It is well understood that benefits in kind paid to employees count as taxable income and a subject to national insurance. However, there is a much underused exception to this rule in respect of trivial benefits. Subject to certain conditions, trivial benefits (deemed to be those under £50) will be exempt from both tax and NI.
The conditions are as follows:
- The benefit is not cash or a cash voucher
- The cost is not more than £50 or an average of £50 per person.
- The benefit is not provided as part of a salary sacrifice arrangement and is not contractual.
- The benefit is not provided in recognition of work done.
Examples of when trivial benefits could be paid include birthdays, Christmas, special events personal to the employee, other faith days etc. Examples of benefits that have successfully been paid include hampers, box of fireworks, clothes vouchers, tickets, a tennis lesson, champagne etc.
It is possible for staff members to receive multiple trivial benefits in a year, although the number should be sensible.
For owner-managed businesses the total value of trivial benefits that can be paid to a director is capped at £300.

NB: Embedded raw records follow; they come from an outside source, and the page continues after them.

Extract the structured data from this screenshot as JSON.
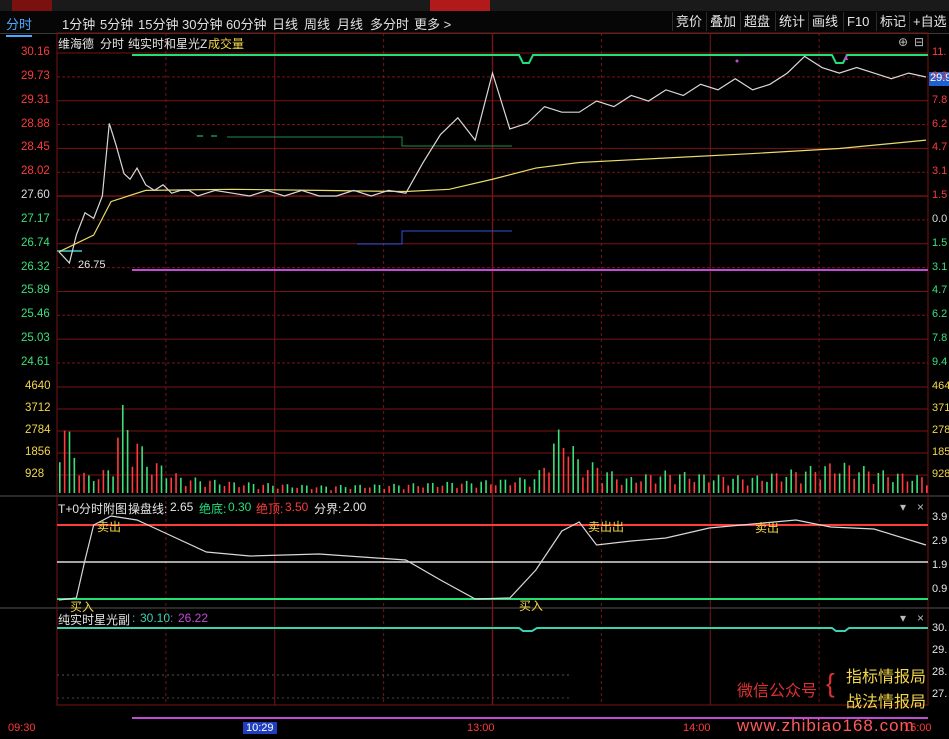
{
  "colors": {
    "bg": "#000000",
    "grid": "#7a1414",
    "price": "#d8d8d8",
    "avg": "#e8dc6a",
    "green": "#21e07a",
    "purple": "#c24ad4",
    "blue": "#2f4fd8",
    "teal": "#3ad1b0",
    "up": "#ff3b3b",
    "down": "#3be07a",
    "yellow": "#f3d74a"
  },
  "tabs": [
    "分时",
    "1分钟",
    "5分钟",
    "15分钟",
    "30分钟",
    "60分钟",
    "日线",
    "周线",
    "月线",
    "多分时",
    "更多 >"
  ],
  "right_buttons": [
    "竞价",
    "叠加",
    "超盘",
    "统计",
    "画线",
    "F10",
    "标记",
    "+自选"
  ],
  "header": {
    "stock": "维海德",
    "mode": "分时",
    "indicator": "纯实时和星光Z",
    "vol_label": "成交量"
  },
  "price_axis": {
    "left_labels": [
      "30.16",
      "29.73",
      "29.31",
      "28.88",
      "28.45",
      "28.02",
      "27.60",
      "27.17",
      "26.74",
      "26.32",
      "25.89",
      "25.46",
      "25.03",
      "24.61"
    ],
    "right_labels": [
      "11.",
      "9.3",
      "7.8",
      "6.2",
      "4.7",
      "3.1",
      "1.5",
      "0.0",
      "1.5",
      "3.1",
      "4.7",
      "6.2",
      "7.8",
      "9.4"
    ],
    "current_price_tag": "29.9",
    "low_marker": "26.75",
    "min": 24.61,
    "max": 30.16
  },
  "volume_axis": {
    "left_labels": [
      "4640",
      "3712",
      "2784",
      "1856",
      "928"
    ],
    "right_labels": [
      "464",
      "371",
      "278",
      "185",
      "928"
    ]
  },
  "sub1": {
    "title": "T+0分时附图",
    "op_label": "操盘线:",
    "op_value": "2.65",
    "abs_low_label": "绝底:",
    "abs_low_value": "0.30",
    "abs_top_label": "绝顶:",
    "abs_top_value": "3.50",
    "bound_label": "分界:",
    "bound_value": "2.00",
    "right_labels": [
      "3.9",
      "2.9",
      "1.9",
      "0.9"
    ],
    "signals": {
      "sell": "卖出",
      "buy": "买入",
      "buysell": "卖出出"
    }
  },
  "sub2": {
    "title": "纯实时星光副",
    "v1": "30.10",
    "v2": "26.22",
    "right_labels": [
      "30.",
      "29.",
      "28.",
      "27."
    ]
  },
  "time_axis": [
    "09:30",
    "10:29",
    "13:00",
    "14:00",
    "15:00"
  ],
  "watermark": {
    "left": "微信公众号",
    "line1": "指标情报局",
    "line2": "战法情报局",
    "url": "www.zhibiao168.com"
  },
  "chart_data": {
    "type": "line",
    "title": "维海德 分时",
    "price_series": {
      "x_fraction": [
        0,
        0.012,
        0.02,
        0.03,
        0.04,
        0.05,
        0.058,
        0.066,
        0.075,
        0.082,
        0.09,
        0.1,
        0.11,
        0.12,
        0.13,
        0.14,
        0.15,
        0.16,
        0.17,
        0.18,
        0.2,
        0.22,
        0.24,
        0.26,
        0.28,
        0.3,
        0.32,
        0.34,
        0.36,
        0.38,
        0.4,
        0.42,
        0.44,
        0.46,
        0.48,
        0.5,
        0.52,
        0.54,
        0.56,
        0.58,
        0.6,
        0.62,
        0.64,
        0.66,
        0.68,
        0.7,
        0.72,
        0.74,
        0.76,
        0.78,
        0.8,
        0.82,
        0.84,
        0.86,
        0.88,
        0.9,
        0.92,
        0.94,
        0.96,
        0.98,
        1.0
      ],
      "values": [
        26.6,
        26.4,
        26.9,
        27.3,
        27.2,
        27.6,
        28.9,
        28.5,
        28.0,
        27.9,
        28.1,
        27.8,
        27.7,
        27.8,
        27.65,
        27.7,
        27.7,
        27.6,
        27.65,
        27.7,
        27.65,
        27.6,
        27.7,
        27.6,
        27.7,
        27.6,
        27.6,
        27.7,
        27.6,
        27.7,
        27.65,
        28.2,
        28.7,
        29.0,
        28.6,
        29.8,
        28.8,
        28.9,
        29.2,
        29.1,
        29.1,
        29.3,
        29.2,
        29.4,
        29.3,
        29.5,
        29.4,
        29.6,
        29.5,
        29.7,
        29.5,
        29.6,
        29.8,
        30.1,
        29.9,
        29.8,
        29.9,
        29.8,
        29.7,
        29.8,
        29.73
      ]
    },
    "avg_series": {
      "x_fraction": [
        0,
        0.04,
        0.06,
        0.1,
        0.2,
        0.3,
        0.4,
        0.45,
        0.5,
        0.55,
        0.6,
        0.7,
        0.8,
        0.9,
        1.0
      ],
      "values": [
        26.6,
        26.9,
        27.5,
        27.7,
        27.72,
        27.7,
        27.68,
        27.72,
        27.9,
        28.1,
        28.2,
        28.28,
        28.36,
        28.45,
        28.6
      ]
    },
    "volume": {
      "x_fraction": [
        0.0,
        0.03,
        0.06,
        0.07,
        0.1,
        0.14,
        0.2,
        0.3,
        0.4,
        0.5,
        0.55,
        0.58,
        0.6,
        0.62,
        0.65,
        0.7,
        0.75,
        0.8,
        0.85,
        0.9,
        0.95,
        1.0
      ],
      "values": [
        4640,
        900,
        1400,
        4900,
        2000,
        900,
        600,
        400,
        500,
        700,
        900,
        3900,
        1700,
        1600,
        800,
        1200,
        1000,
        900,
        1300,
        1700,
        1200,
        900
      ]
    }
  }
}
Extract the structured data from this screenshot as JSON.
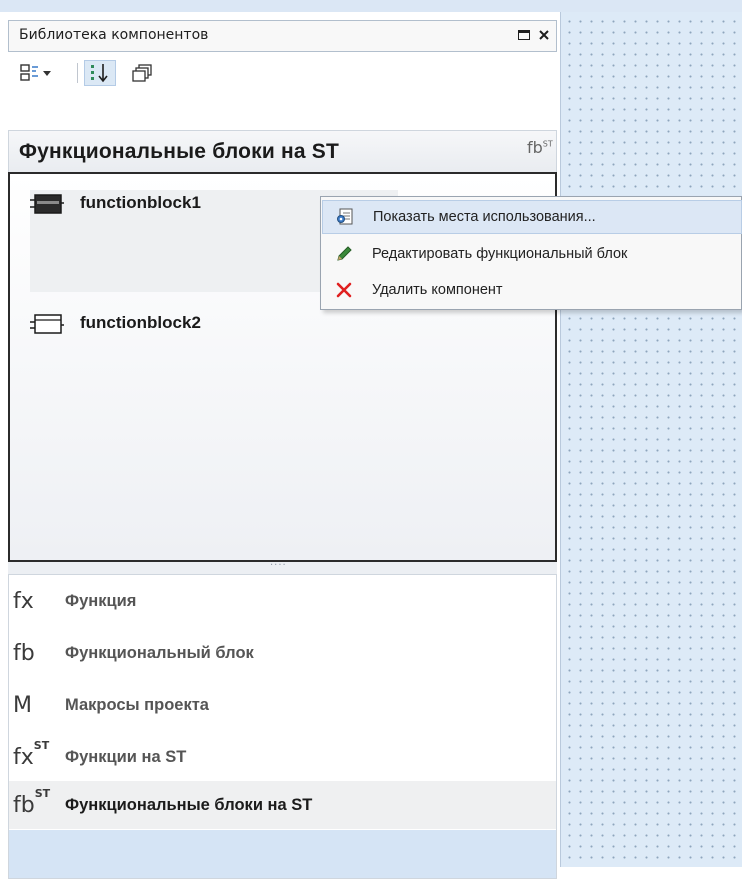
{
  "panel": {
    "title": "Библиотека компонентов"
  },
  "toolbar": {
    "view_mode_icon": "list-view-dropdown-icon",
    "sort_icon": "sort-order-icon",
    "group_icon": "copy-layers-icon"
  },
  "section": {
    "title": "Функциональные блоки на ST",
    "icon_text": "fbST"
  },
  "components": [
    {
      "name": "functionblock1",
      "selected": true
    },
    {
      "name": "functionblock2",
      "selected": false
    }
  ],
  "context_menu": {
    "items": [
      {
        "label": "Показать места использования...",
        "icon": "find-usages-icon"
      },
      {
        "label": "Редактировать функциональный блок",
        "icon": "pencil-icon"
      },
      {
        "label": "Удалить компонент",
        "icon": "red-x-delete-icon"
      }
    ]
  },
  "categories": [
    {
      "icon_main": "fx",
      "icon_sup": "",
      "label": "Функция"
    },
    {
      "icon_main": "fb",
      "icon_sup": "",
      "label": "Функциональный блок"
    },
    {
      "icon_main": "M",
      "icon_sup": "",
      "label": "Макросы проекта"
    },
    {
      "icon_main": "fx",
      "icon_sup": "ST",
      "label": "Функции на ST"
    },
    {
      "icon_main": "fb",
      "icon_sup": "ST",
      "label": "Функциональные блоки на ST"
    }
  ],
  "colors": {
    "canvas_bg": "#ddeaf7",
    "menu_highlight": "#dce7f5",
    "delete_red": "#e02020",
    "pencil_green": "#3a8a3a"
  }
}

If the benefit constitutes staff entertainment (eg a birthday meal) then VAT is recoverable. If, however, it is a gift of goods VAT can be reclaimed on the first £50 (net of VAT) in a tax year.
If you would like to discuss trivial benefits in more detail please contact your usual CB Reid contact.